Baroness Hanham (Parliamentary Under Secretary of State, Communities and Local Government; Conservative)

Local precepting authorities are not included in the council tax referendum principles for 2013-14, which were approved by the House of Commons on 13 February 2013, therefore such authorities will not be required to hold a referendum for any precept increase relating to that financial year. No decisions have been taken on referendum principles in respect of subsequent financial years.

This was, I admit, a pretty stupid answer, as the question didn't refer to this year, but was exploring the underlying principle. We all know that we're excluded from the referendum provision this year, but as Eric (the menace) Pickles is holding the threat of future referenda over us, I'd like to know where we stand.

A liberal bureaucrat in search of adventure

I must admit that I do like the occasional adventure. Nothing particularly dangerous - I'm an increasingly old man and Ros isn't terribly keen on inheriting yet, not while I can still bring her tea in bed anyway. And for me, the travelling is often as much fun as the destination.

So, on discovering that I have to go to Pula, in Croatia, for a meeting in May, and that Ros can't travel with me, the travel urge has struck. I could fly to Pula, via Zagreb, but it involves arriving on the Wednesday evening at 23:00, which sounds like no fun and is rather obvious. To add to the complications, I am in London on the Tuesday for a training tutorial on bookkeeping that ends at 16:30, and it doesn't seem worth going back to Suffolk only to turn around and come back through London the next day.

What that means is that, assuming I need to be at Pula by 16:00 on the Thursday to allow time to prepare for an evening drinks reception, I have just shy of forty-eight hours to get from London to Pula. There are some obstacles;
  • Pula has no through train service to anywhere, as the only railway line runs to Zagreb via Ljubljana in Slovenia, and the only passenger trains across the border were axed in December.
  • There are only two flights a day from Zagreb to Pula, and only one of them arrives in time, so I must catch the 14:10 flight.
  • I don't want to use a sleeper train because I don't get to see any scenery, and the scenery is pretty spectacular, I'm told.
So, that means an overnight in Zagreb on the Wednesday night which, in turn, means that the day will have to begin somewhere in Central Europe, and that I will need to fly from London to the day's starting point the evening before.

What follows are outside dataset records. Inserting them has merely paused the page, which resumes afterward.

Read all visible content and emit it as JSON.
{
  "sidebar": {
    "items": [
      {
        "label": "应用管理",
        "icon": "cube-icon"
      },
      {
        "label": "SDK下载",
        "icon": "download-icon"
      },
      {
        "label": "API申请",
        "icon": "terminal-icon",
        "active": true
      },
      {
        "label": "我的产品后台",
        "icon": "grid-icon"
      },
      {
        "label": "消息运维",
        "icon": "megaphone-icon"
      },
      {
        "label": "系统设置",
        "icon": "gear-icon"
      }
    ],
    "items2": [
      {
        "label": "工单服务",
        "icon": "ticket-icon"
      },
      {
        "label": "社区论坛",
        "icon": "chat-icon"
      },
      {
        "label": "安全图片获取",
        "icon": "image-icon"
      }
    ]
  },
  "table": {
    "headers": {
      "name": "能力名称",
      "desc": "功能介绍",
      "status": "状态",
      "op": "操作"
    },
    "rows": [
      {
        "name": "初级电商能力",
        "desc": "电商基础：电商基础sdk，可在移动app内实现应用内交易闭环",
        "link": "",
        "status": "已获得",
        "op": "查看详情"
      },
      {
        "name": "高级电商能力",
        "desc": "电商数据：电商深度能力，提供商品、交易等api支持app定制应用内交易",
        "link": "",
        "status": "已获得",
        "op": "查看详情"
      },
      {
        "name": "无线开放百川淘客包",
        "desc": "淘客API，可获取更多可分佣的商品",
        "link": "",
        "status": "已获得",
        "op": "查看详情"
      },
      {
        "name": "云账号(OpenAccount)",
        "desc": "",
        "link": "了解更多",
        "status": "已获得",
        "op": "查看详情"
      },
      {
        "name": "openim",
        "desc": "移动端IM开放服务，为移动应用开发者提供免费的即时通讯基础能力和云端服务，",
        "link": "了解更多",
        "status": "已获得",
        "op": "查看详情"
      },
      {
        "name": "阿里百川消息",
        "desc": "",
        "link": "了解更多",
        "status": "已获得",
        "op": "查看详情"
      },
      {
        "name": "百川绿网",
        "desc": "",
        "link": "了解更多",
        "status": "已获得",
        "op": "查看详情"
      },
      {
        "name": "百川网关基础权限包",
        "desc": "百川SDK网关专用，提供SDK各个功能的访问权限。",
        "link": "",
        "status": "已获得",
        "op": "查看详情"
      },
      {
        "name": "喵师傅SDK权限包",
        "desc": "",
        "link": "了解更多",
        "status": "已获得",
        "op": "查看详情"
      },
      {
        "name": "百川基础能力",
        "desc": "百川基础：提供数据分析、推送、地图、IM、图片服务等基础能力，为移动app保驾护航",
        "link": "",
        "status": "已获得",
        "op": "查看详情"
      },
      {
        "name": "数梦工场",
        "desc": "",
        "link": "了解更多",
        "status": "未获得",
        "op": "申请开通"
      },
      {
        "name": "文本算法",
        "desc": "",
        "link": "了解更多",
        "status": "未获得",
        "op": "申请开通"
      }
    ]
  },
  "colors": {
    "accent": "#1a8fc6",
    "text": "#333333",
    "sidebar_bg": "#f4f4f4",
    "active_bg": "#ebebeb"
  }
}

There is a train from Munich, which departs at 12:27 and arrives in Zagreb at 20:55, and there is a Lufthansa flight from Heathrow at 20:10 which will allow me to have dinner before I fly, and leave me enough time to get from a hotel at Munich Airport to catch the train with ease.

But can I do better? The train to Zagreb starts from Frankfurt at 08:22, but the journey to Munich doesn't look interesting. It also stops at Heidelburg at 09:14 and Stuttgart at 09:58, but they're rather harder to get to the previous evening. So, Munich it is then. Or is it?

I could catch the 18:35 British Airways flight to Zurich from London City (very doable from Euston Square), get an early night and catch the 07:28 train from Zurich Flughafen to Munich, via St Gallen, which leaves me a 59-minute connection. Alternatively, I could catch the 08:40 from Zurich itself to Salzburg, via Feldkirch and Innsbruck, leaving a 14 minute connect there for the Munich-Zagreb train. That looks prettier, but riskier in terms of what happens if there is a delay.

I'm stricken with indecision, so I've booked the flight from Zagreb to Pula, and from Pula to London. Perhaps I'll come up with a better idea?...